EXCERPTED DATA Block Start
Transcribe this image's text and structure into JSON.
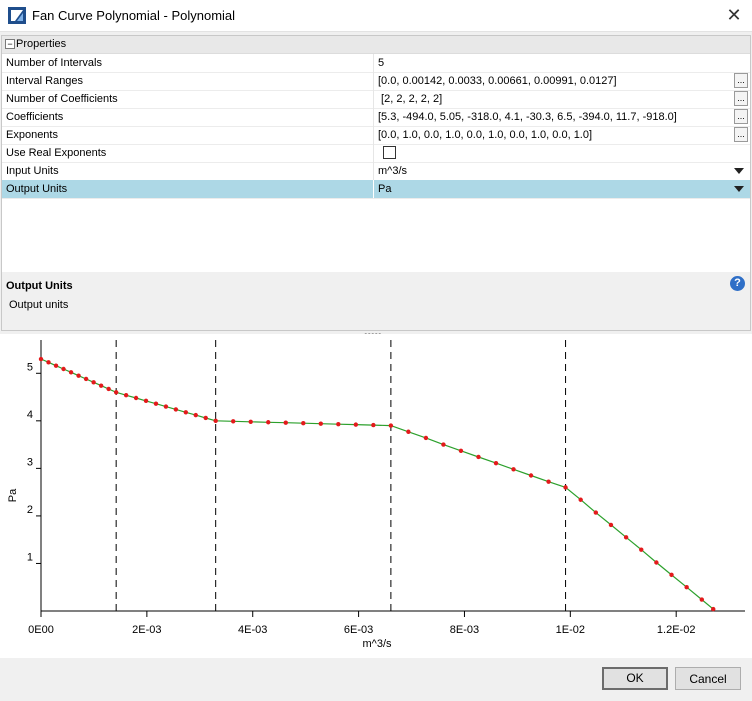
{
  "window": {
    "title": "Fan Curve Polynomial - Polynomial",
    "close_icon": "close-icon"
  },
  "properties": {
    "category": "Properties",
    "rows": [
      {
        "name": "Number of Intervals",
        "value": "5"
      },
      {
        "name": "Interval Ranges",
        "value": "[0.0, 0.00142, 0.0033, 0.00661, 0.00991, 0.0127]",
        "button": "..."
      },
      {
        "name": "Number of Coefficients",
        "value": " [2, 2, 2, 2, 2]",
        "button": "..."
      },
      {
        "name": "Coefficients",
        "value": "[5.3, -494.0, 5.05, -318.0, 4.1, -30.3, 6.5, -394.0, 11.7, -918.0]",
        "button": "..."
      },
      {
        "name": "Exponents",
        "value": "[0.0, 1.0, 0.0, 1.0, 0.0, 1.0, 0.0, 1.0, 0.0, 1.0]",
        "button": "..."
      },
      {
        "name": "Use Real Exponents",
        "value": "",
        "checked": false
      },
      {
        "name": "Input Units",
        "value": "m^3/s"
      },
      {
        "name": "Output Units",
        "value": "Pa",
        "selected": true
      }
    ]
  },
  "help": {
    "title": "Output Units",
    "description": "Output units",
    "icon": "help-icon",
    "icon_text": "?"
  },
  "splitter_grip": "•••••",
  "chart_data": {
    "type": "line",
    "xlabel": "m^3/s",
    "ylabel": "Pa",
    "xlim": [
      0,
      0.0133
    ],
    "ylim": [
      0,
      5.7
    ],
    "x_ticks": [
      0,
      0.002,
      0.004,
      0.006,
      0.008,
      0.01,
      0.012
    ],
    "x_tick_labels": [
      "0E00",
      "2E-03",
      "4E-03",
      "6E-03",
      "8E-03",
      "1E-02",
      "1.2E-02"
    ],
    "y_ticks": [
      1,
      2,
      3,
      4,
      5
    ],
    "y_tick_labels": [
      "1",
      "2",
      "3",
      "4",
      "5"
    ],
    "interval_boundaries": [
      0.00142,
      0.0033,
      0.00661,
      0.00991
    ],
    "line_color": "#2ca02c",
    "marker_color": "#e31a1c",
    "series": [
      {
        "x": [
          0,
          0.000142,
          0.000284,
          0.000426,
          0.000568,
          0.00071,
          0.000852,
          0.000994,
          0.001136,
          0.001278,
          0.00142,
          0.001608,
          0.001796,
          0.001984,
          0.002172,
          0.00236,
          0.002548,
          0.002736,
          0.002924,
          0.003112,
          0.0033,
          0.003631,
          0.003962,
          0.004293,
          0.004624,
          0.004955,
          0.005286,
          0.005617,
          0.005948,
          0.006279,
          0.00661,
          0.006941,
          0.007272,
          0.007603,
          0.007934,
          0.008265,
          0.008596,
          0.008927,
          0.009258,
          0.009589,
          0.00991,
          0.010196,
          0.010482,
          0.010768,
          0.011054,
          0.01134,
          0.011626,
          0.011912,
          0.012198,
          0.012484,
          0.0127
        ],
        "y": [
          5.3,
          5.23,
          5.16,
          5.09,
          5.02,
          4.95,
          4.88,
          4.81,
          4.74,
          4.67,
          4.6,
          4.54,
          4.48,
          4.42,
          4.36,
          4.3,
          4.24,
          4.18,
          4.12,
          4.06,
          4.0,
          3.99,
          3.98,
          3.97,
          3.96,
          3.95,
          3.94,
          3.93,
          3.92,
          3.91,
          3.9,
          3.77,
          3.64,
          3.5,
          3.37,
          3.24,
          3.11,
          2.98,
          2.85,
          2.72,
          2.6,
          2.34,
          2.07,
          1.81,
          1.55,
          1.29,
          1.02,
          0.76,
          0.5,
          0.24,
          0.04
        ]
      }
    ]
  },
  "buttons": {
    "ok": "OK",
    "cancel": "Cancel"
  }
}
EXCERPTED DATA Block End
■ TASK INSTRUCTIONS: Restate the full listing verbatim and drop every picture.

■ EXERCISE ANSWER:
Transcribe this image's text and structure into JSON.
{
  "window": {
    "title": "Fan Curve Polynomial - Polynomial",
    "close_icon": "close-icon"
  },
  "properties": {
    "category": "Properties",
    "rows": [
      {
        "name": "Number of Intervals",
        "value": "5"
      },
      {
        "name": "Interval Ranges",
        "value": "[0.0, 0.00142, 0.0033, 0.00661, 0.00991, 0.0127]",
        "button": "..."
      },
      {
        "name": "Number of Coefficients",
        "value": " [2, 2, 2, 2, 2]",
        "button": "..."
      },
      {
        "name": "Coefficients",
        "value": "[5.3, -494.0, 5.05, -318.0, 4.1, -30.3, 6.5, -394.0, 11.7, -918.0]",
        "button": "..."
      },
      {
        "name": "Exponents",
        "value": "[0.0, 1.0, 0.0, 1.0, 0.0, 1.0, 0.0, 1.0, 0.0, 1.0]",
        "button": "..."
      },
      {
        "name": "Use Real Exponents",
        "value": "",
        "checked": false
      },
      {
        "name": "Input Units",
        "value": "m^3/s"
      },
      {
        "name": "Output Units",
        "value": "Pa",
        "selected": true
      }
    ]
  },
  "help": {
    "title": "Output Units",
    "description": "Output units",
    "icon": "help-icon",
    "icon_text": "?"
  },
  "splitter_grip": "•••••",
  "chart_data": {
    "type": "line",
    "xlabel": "m^3/s",
    "ylabel": "Pa",
    "xlim": [
      0,
      0.0133
    ],
    "ylim": [
      0,
      5.7
    ],
    "x_ticks": [
      0,
      0.002,
      0.004,
      0.006,
      0.008,
      0.01,
      0.012
    ],
    "x_tick_labels": [
      "0E00",
      "2E-03",
      "4E-03",
      "6E-03",
      "8E-03",
      "1E-02",
      "1.2E-02"
    ],
    "y_ticks": [
      1,
      2,
      3,
      4,
      5
    ],
    "y_tick_labels": [
      "1",
      "2",
      "3",
      "4",
      "5"
    ],
    "interval_boundaries": [
      0.00142,
      0.0033,
      0.00661,
      0.00991
    ],
    "line_color": "#2ca02c",
    "marker_color": "#e31a1c",
    "series": [
      {
        "x": [
          0,
          0.000142,
          0.000284,
          0.000426,
          0.000568,
          0.00071,
          0.000852,
          0.000994,
          0.001136,
          0.001278,
          0.00142,
          0.001608,
          0.001796,
          0.001984,
          0.002172,
          0.00236,
          0.002548,
          0.002736,
          0.002924,
          0.003112,
          0.0033,
          0.003631,
          0.003962,
          0.004293,
          0.004624,
          0.004955,
          0.005286,
          0.005617,
          0.005948,
          0.006279,
          0.00661,
          0.006941,
          0.007272,
          0.007603,
          0.007934,
          0.008265,
          0.008596,
          0.008927,
          0.009258,
          0.009589,
          0.00991,
          0.010196,
          0.010482,
          0.010768,
          0.011054,
          0.01134,
          0.011626,
          0.011912,
          0.012198,
          0.012484,
          0.0127
        ],
        "y": [
          5.3,
          5.23,
          5.16,
          5.09,
          5.02,
          4.95,
          4.88,
          4.81,
          4.74,
          4.67,
          4.6,
          4.54,
          4.48,
          4.42,
          4.36,
          4.3,
          4.24,
          4.18,
          4.12,
          4.06,
          4.0,
          3.99,
          3.98,
          3.97,
          3.96,
          3.95,
          3.94,
          3.93,
          3.92,
          3.91,
          3.9,
          3.77,
          3.64,
          3.5,
          3.37,
          3.24,
          3.11,
          2.98,
          2.85,
          2.72,
          2.6,
          2.34,
          2.07,
          1.81,
          1.55,
          1.29,
          1.02,
          0.76,
          0.5,
          0.24,
          0.04
        ]
      }
    ]
  },
  "buttons": {
    "ok": "OK",
    "cancel": "Cancel"
  }
}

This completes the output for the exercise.